Manipulated mouse brains reveal that brain structure regarded for fear also has role in rewards
As scientists get better at parsing how complex activity like emotions are processed in our brains, it seems that we may have been unfairly painting at least one structure as a bit of a pessimist. The amygdala, two almond-sized structures towards the center of your brain, have been long associated with processing emotion and decision-making. Most famously, this is the part of your brain credited with responding to potential danger with either ‘fight or flight,’ an instant and occasionally misguided way to quickly avoid harm by challenging or escaping adversaries.
To dig deeper into how the amygdala does its job, mice were altered and equipped for optogenetic manipulation. Their brains were injected with a virus that then doped their amygdalas with light-sensitive proteins. This then allowed for light to be used as a trigger for those doped neurons, allowing researchers to control specific brain cells by piping light into the mice’s brains. This process has been used in a variety of experiments, and in this case it allowed researchers to see exactly what kind of stimulus different cells in the amygdala would respond to.
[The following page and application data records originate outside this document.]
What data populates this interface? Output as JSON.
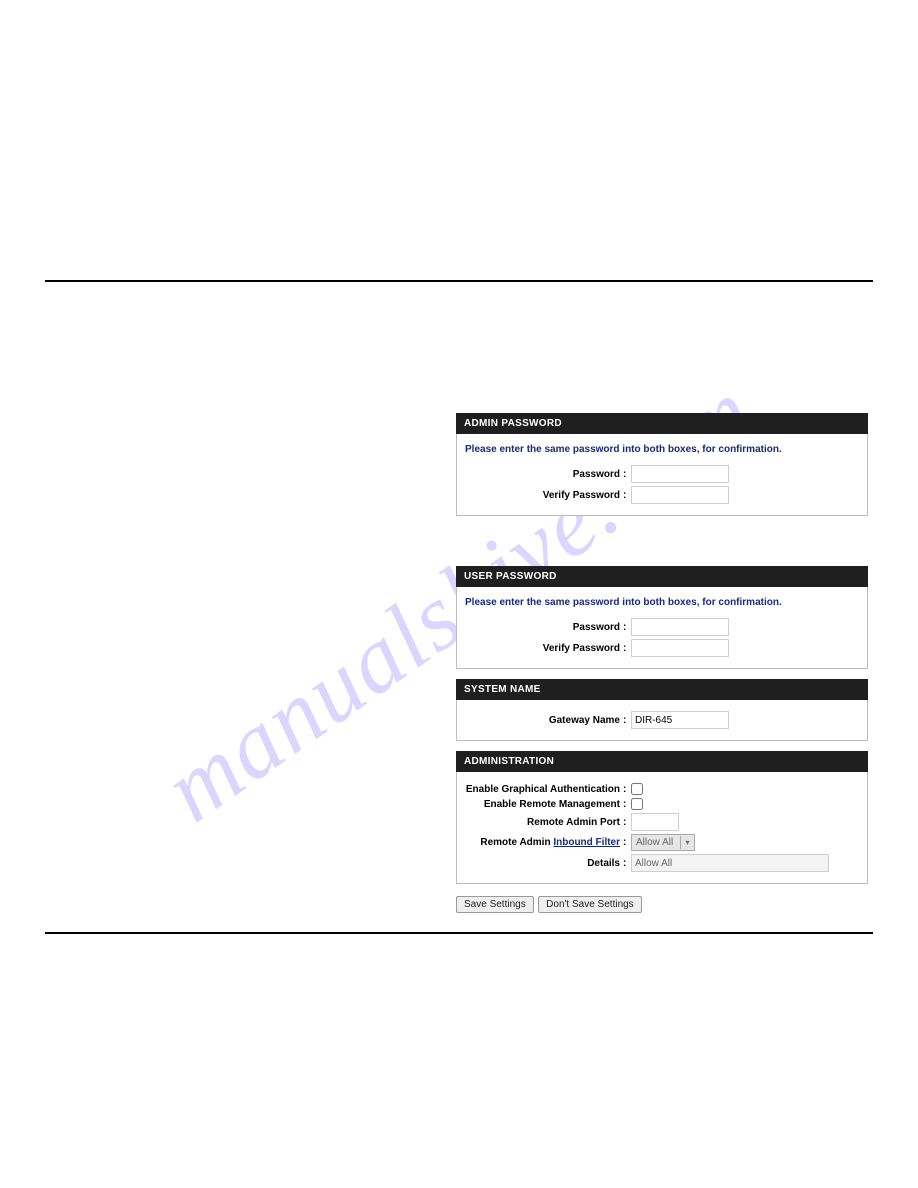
{
  "watermark": "manualshive.com",
  "sections": {
    "adminPassword": {
      "title": "ADMIN PASSWORD",
      "instruction": "Please enter the same password into both boxes, for confirmation.",
      "passwordLabel": "Password",
      "verifyLabel": "Verify Password"
    },
    "userPassword": {
      "title": "USER PASSWORD",
      "instruction": "Please enter the same password into both boxes, for confirmation.",
      "passwordLabel": "Password",
      "verifyLabel": "Verify Password"
    },
    "systemName": {
      "title": "SYSTEM NAME",
      "gatewayLabel": "Gateway Name",
      "gatewayValue": "DIR-645"
    },
    "administration": {
      "title": "ADMINISTRATION",
      "enableGraphicalLabel": "Enable Graphical Authentication",
      "enableRemoteLabel": "Enable Remote Management",
      "remotePortLabel": "Remote Admin Port",
      "remoteFilterPrefix": "Remote Admin ",
      "remoteFilterLink": "Inbound Filter",
      "remoteFilterValue": "Allow All",
      "detailsLabel": "Details",
      "detailsValue": "Allow All"
    }
  },
  "buttons": {
    "save": "Save Settings",
    "dontSave": "Don't Save Settings"
  }
}
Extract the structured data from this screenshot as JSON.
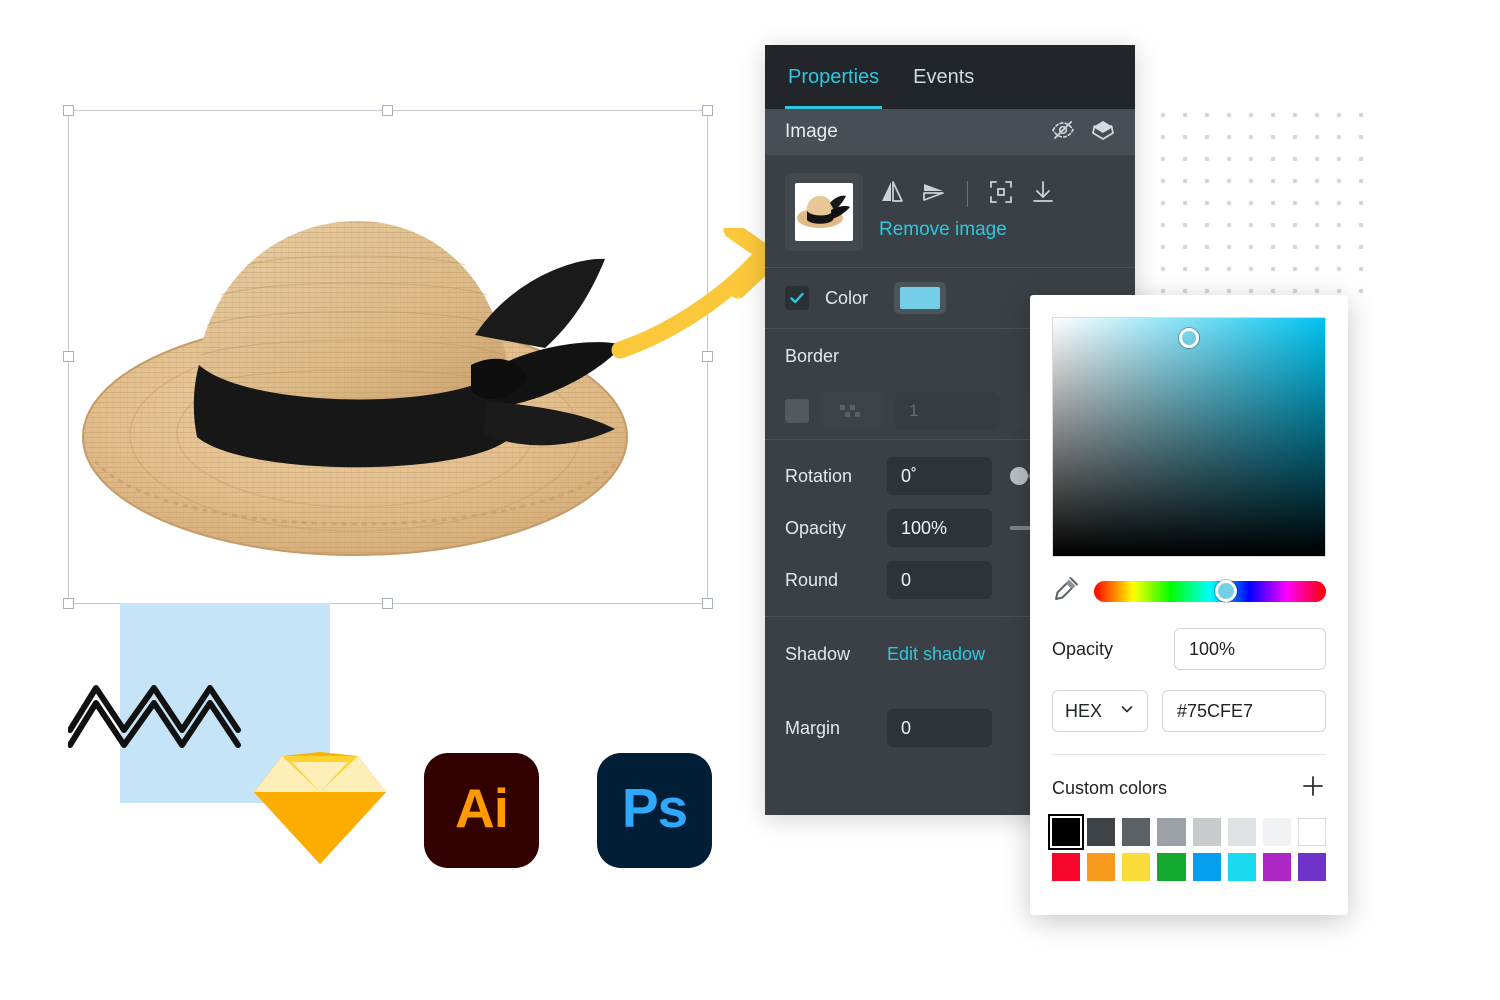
{
  "canvas": {
    "selection_label": "image-selection-frame",
    "artboard_bg": "#ffffff"
  },
  "logos": [
    {
      "name": "sketch",
      "label": "Sketch"
    },
    {
      "name": "adobe-illustrator",
      "label": "Ai",
      "bg": "#330000",
      "fg": "#FF9A00"
    },
    {
      "name": "adobe-photoshop",
      "label": "Ps",
      "bg": "#001E36",
      "fg": "#31A8FF"
    }
  ],
  "properties_panel": {
    "tabs": [
      {
        "id": "properties",
        "label": "Properties",
        "active": true
      },
      {
        "id": "events",
        "label": "Events",
        "active": false
      }
    ],
    "section_title": "Image",
    "header_icons": [
      {
        "name": "eye-off-icon",
        "title": "Hide"
      },
      {
        "name": "layers-icon",
        "title": "Layers"
      }
    ],
    "image_tools": [
      {
        "name": "flip-horizontal-icon"
      },
      {
        "name": "flip-vertical-icon"
      },
      {
        "name": "fit-icon"
      },
      {
        "name": "download-icon"
      }
    ],
    "remove_image_label": "Remove image",
    "color_row": {
      "label": "Color",
      "checked": true,
      "swatch": "#75CFE7"
    },
    "border_row": {
      "label": "Border",
      "checked": true,
      "enabled": false,
      "width": "1"
    },
    "rotation": {
      "label": "Rotation",
      "value": "0˚"
    },
    "opacity": {
      "label": "Opacity",
      "value": "100%"
    },
    "round": {
      "label": "Round",
      "value": "0",
      "checked": true
    },
    "shadow": {
      "label": "Shadow",
      "action_label": "Edit shadow"
    },
    "margin": {
      "label": "Margin",
      "value": "0",
      "checked": true
    },
    "accent_color": "#2ec7dc",
    "panel_bg": "#3a4046"
  },
  "color_picker": {
    "current_color": "#75CFE7",
    "hue_color": "#00c3f0",
    "eyedropper_name": "eyedropper-icon",
    "opacity": {
      "label": "Opacity",
      "value": "100%"
    },
    "format": {
      "selected": "HEX",
      "value": "#75CFE7"
    },
    "custom_colors": {
      "title": "Custom colors",
      "add_label": "+",
      "swatches": [
        "#000000",
        "#3d4246",
        "#5b6166",
        "#9ba1a6",
        "#c7cbce",
        "#dfe2e4",
        "#f0f2f3",
        "#ffffff",
        "#f5062a",
        "#f79a1e",
        "#fbdc3a",
        "#14a82e",
        "#04a0ee",
        "#1adaf0",
        "#ad27c4",
        "#6f33c9"
      ],
      "selected_index": 0
    }
  }
}
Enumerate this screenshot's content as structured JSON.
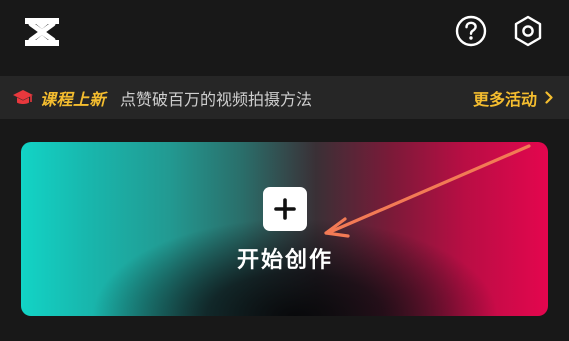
{
  "header": {
    "logo_icon": "capcut-logo-icon",
    "help_icon": "question-circle-icon",
    "settings_icon": "hexagon-gear-icon"
  },
  "banner": {
    "icon": "graduation-cap-icon",
    "tag": "课程上新",
    "text": "点赞破百万的视频拍摄方法",
    "more_label": "更多活动",
    "more_icon": "chevron-right-icon"
  },
  "create": {
    "label": "开始创作",
    "plus_icon": "plus-icon"
  },
  "annotation": {
    "arrow_color": "#f27a55"
  },
  "colors": {
    "background": "#181818",
    "banner_bg": "#262626",
    "accent": "#f4bd2f",
    "gradient_left": "#12d4c6",
    "gradient_right": "#e4064e"
  }
}
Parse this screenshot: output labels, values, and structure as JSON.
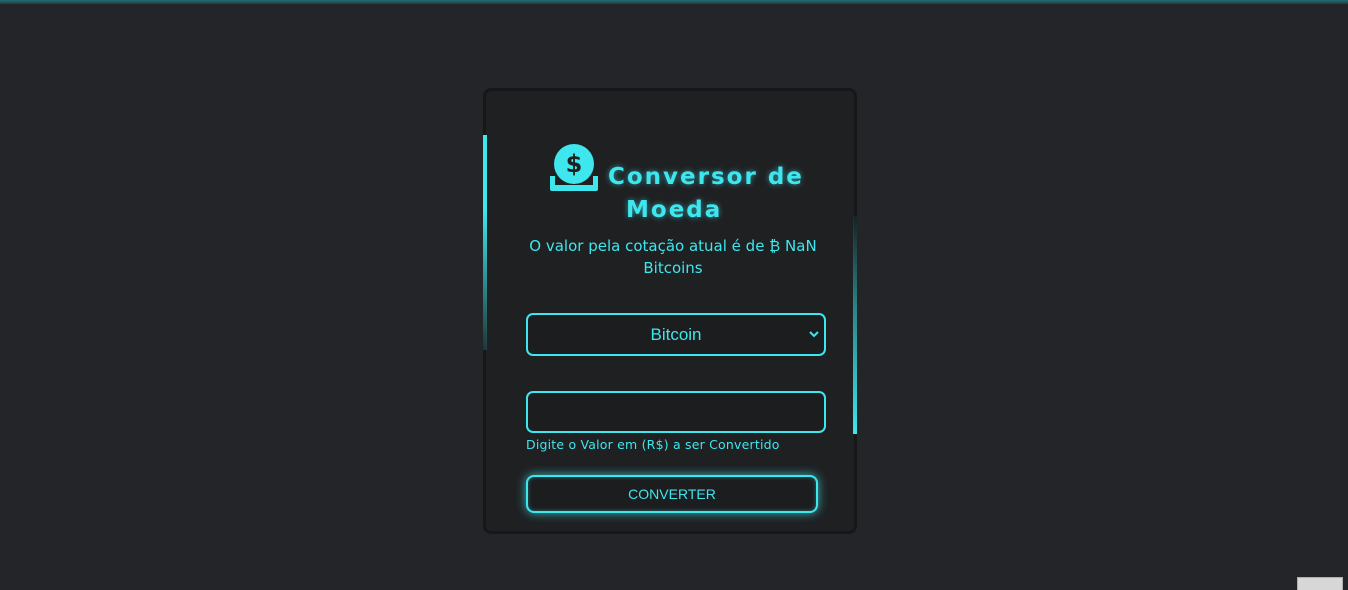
{
  "app": {
    "title_line1": "Conversor de",
    "title_line2": "Moeda",
    "accent_color": "#3ee6ee",
    "icon": "coin-dollar-icon"
  },
  "result": {
    "text": "O valor pela cotação atual é de ₿ NaN Bitcoins"
  },
  "currency_select": {
    "selected": "Bitcoin",
    "icon": "chevron-down-icon"
  },
  "amount_input": {
    "value": "",
    "hint": "Digite o Valor em (R$) a ser Convertido"
  },
  "convert_button": {
    "label": "CONVERTER"
  }
}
More positive motivations
While some groups of these brain cells did seem tied to fear-oriented stimuli, which for the mice meant bitter tasting water or small electric shocks to the feet, they were in the minority. Most of the tested cells actually responded to positive rewards. Once mice had experienced light exposure, they sought it out again, indicating it being a positive experience.
This doesn’t completely rewrite our model of what the amygdala does, but it may prove helpful on a couple of fronts. Since fear is still a factor in the amygdala’s circuitry, it may hint at new ways to help people cope with traumatic memories or depression. One a more general basis, it may also help explain why slightly scary experiences, like a scary movie, can feel fun instead of just stressful. It seems that there’s a bit of reward tied to our fear feedback, and that like so many things in the brain, there are a lot more questions to be answered.
Source: Scientists identify brain circuit that drives pleasure-inducing behavior by MIT, Science Daily